The banner is significant because it is rare, with no other exact copy I could locate on record. But it is important for another reason. In a very real sense, this banner represents the convergence of two revolutionary forces of change in America, one industrial and one political. The introduction of lithography in the third wave of the Industrial Revolution made mass communication possible. Although primitive by today's standards, this technology nonetheless greatly accelerated the ability to express new ideas in a format that reached across the barrier of widely varying educational backgrounds and wealth. Having been transformed from printing by hand to machine, the process now put information literally into those very hands. In the election of 1840, for the first time, printed banners put the power to communicate into the hands of the common people. That these two movements intersected in 1840 was seismic; the American political process came of age and would remain forever changed. The media is electronic today but the candidates must still get their message into the hands of the common man. The first evidence of this shifting paradigm was on a piece of cloth clasped in the hands of a stowaway boy.
The Harrison Banner, with its provenance written out on a piece of paper stapled to it, first surfaced in the 21st century when Archivist Gerry Pety and I, working as a volunteer in the Ypsilanti Historical Society Archives, found it while organizing the contents of a map drawer. Crumpled in the back of the drawer, it looked just like a rag except clearly it was not. We had a hidden treasure in our hands.
Artifacts have “legs.” They can move around with the humans who transport them. So it is that things find their way to where they do not necessarily belong. This banner was obviously rare and valuable and yet had no real link to Ypsilanti history; it just landed here. Therefore, the decision was made by the Archives Board to seek a buyer for the banner, so that it could perhaps go to a museum where it would fill in a gap in Harrison history and so that the museum here could realize some much needed funds. I was fortunate enough to be authorized as the agent of the board to handle the sale.
I contacted Wes Cowan (of Antiques Roadshow and History Detective fame) who not only is the recognized authority on American Political Memorabilia but operates an Auction House bearing his name in Cincinnati. After much communication with him, advice from him and ensuing documentation (insuring I didn't just stamp this out in my basement), he offered to auction it off for the society. I took it down to Cincinnati in March in order for him to inspect and verify it. It then became one of the featured items in his Americana Auction catalogue for the June 6–7 auction. (You can view this and other items at www.wescowan.com by clicking on “Past Auctions” and selecting this date.)

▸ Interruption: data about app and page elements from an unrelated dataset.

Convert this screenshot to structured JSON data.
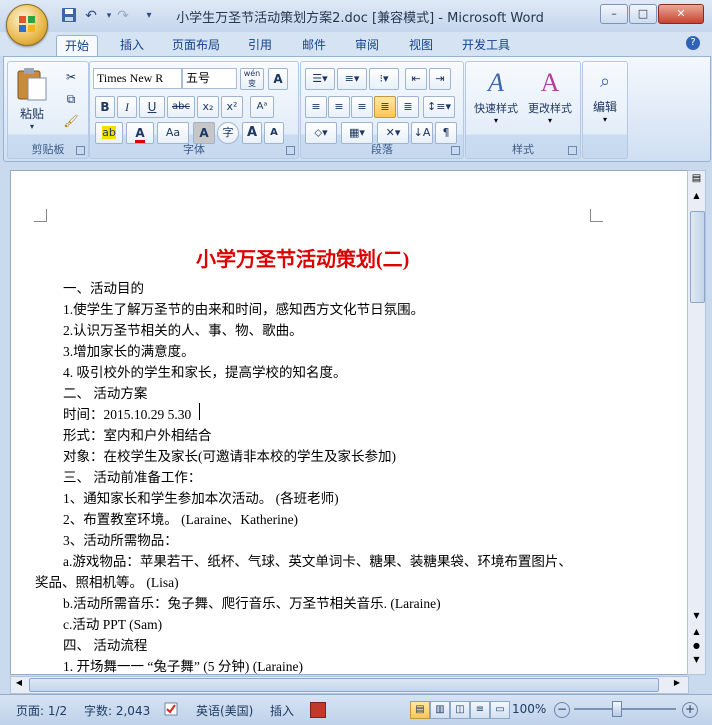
{
  "window": {
    "title": "小学生万圣节活动策划方案2.doc [兼容模式] - Microsoft Word",
    "minimize": "–",
    "maximize": "□",
    "close": "✕"
  },
  "qat": {
    "save_icon": "save-icon",
    "undo": "↶",
    "redo": "↷",
    "more": "▾"
  },
  "tabs": [
    "开始",
    "插入",
    "页面布局",
    "引用",
    "邮件",
    "审阅",
    "视图",
    "开发工具"
  ],
  "help": "?",
  "clipboard": {
    "paste": "粘贴",
    "label": "剪贴板"
  },
  "font": {
    "name": "Times New R",
    "size": "五号",
    "wen": "wén",
    "bold": "B",
    "italic": "I",
    "underline": "U",
    "strike": "abc",
    "sub": "x₂",
    "sup": "x²",
    "change_case": "Aa",
    "grow": "A",
    "shrink": "A",
    "highlight": "ab",
    "font_color": "A",
    "char_shade": "A",
    "enclose": "字",
    "label": "字体",
    "highlight_color": "#f4e000",
    "font_color_value": "#e00000"
  },
  "paragraph": {
    "label": "段落"
  },
  "styles": {
    "quick": "快速样式",
    "change": "更改样式",
    "label": "样式"
  },
  "editing": {
    "label": "编辑"
  },
  "document": {
    "title": "小学万圣节活动策划(二)",
    "lines": [
      "一、活动目的",
      "1.使学生了解万圣节的由来和时间，感知西方文化节日氛围。",
      "2.认识万圣节相关的人、事、物、歌曲。",
      "3.增加家长的满意度。",
      "4.  吸引校外的学生和家长，提高学校的知名度。",
      "二、  活动方案",
      "时间：2015.10.29 5.30",
      "形式：室内和户外相结合",
      "对象：在校学生及家长(可邀请非本校的学生及家长参加)",
      "三、  活动前准备工作：",
      "1、通知家长和学生参加本次活动。 (各班老师)",
      "2、布置教室环境。  (Laraine、Katherine)",
      "3、活动所需物品：",
      "a.游戏物品：苹果若干、纸杯、气球、英文单词卡、糖果、装糖果袋、环境布置图片、",
      "奖品、照相机等。 (Lisa)",
      "b.活动所需音乐：兔子舞、爬行音乐、万圣节相关音乐. (Laraine)",
      "c.活动 PPT (Sam)",
      "四、  活动流程",
      "1.  开场舞一一 “兔子舞” (5 分钟) (Laraine)"
    ],
    "title_color": "#dd0000"
  },
  "status": {
    "page": "页面: 1/2",
    "words": "字数: 2,043",
    "language": "英语(美国)",
    "insert": "插入",
    "zoom": "100%"
  }
}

On Thursday, June 7, several bidders in person, by phone and online vied for the chance to own William Danner's souvenir banner. When the hammer came down, an unnamed private collector from Illinois had purchased the Harrison Banner for $10,925. Let's hope he treasures it as once a small boy and later we did.
What little William Danner valued for entirely personal reasons has brought value to our museum, here in a city he never even visited. The proceeds from the sale will help the Ypsilanti Historical Society at a time when we need funds to secure and improve the museum building. We owe a debt of gratitude to this young boy for grabbing and saving the banner and to his granddaughter for donating it to us. History was in good hands.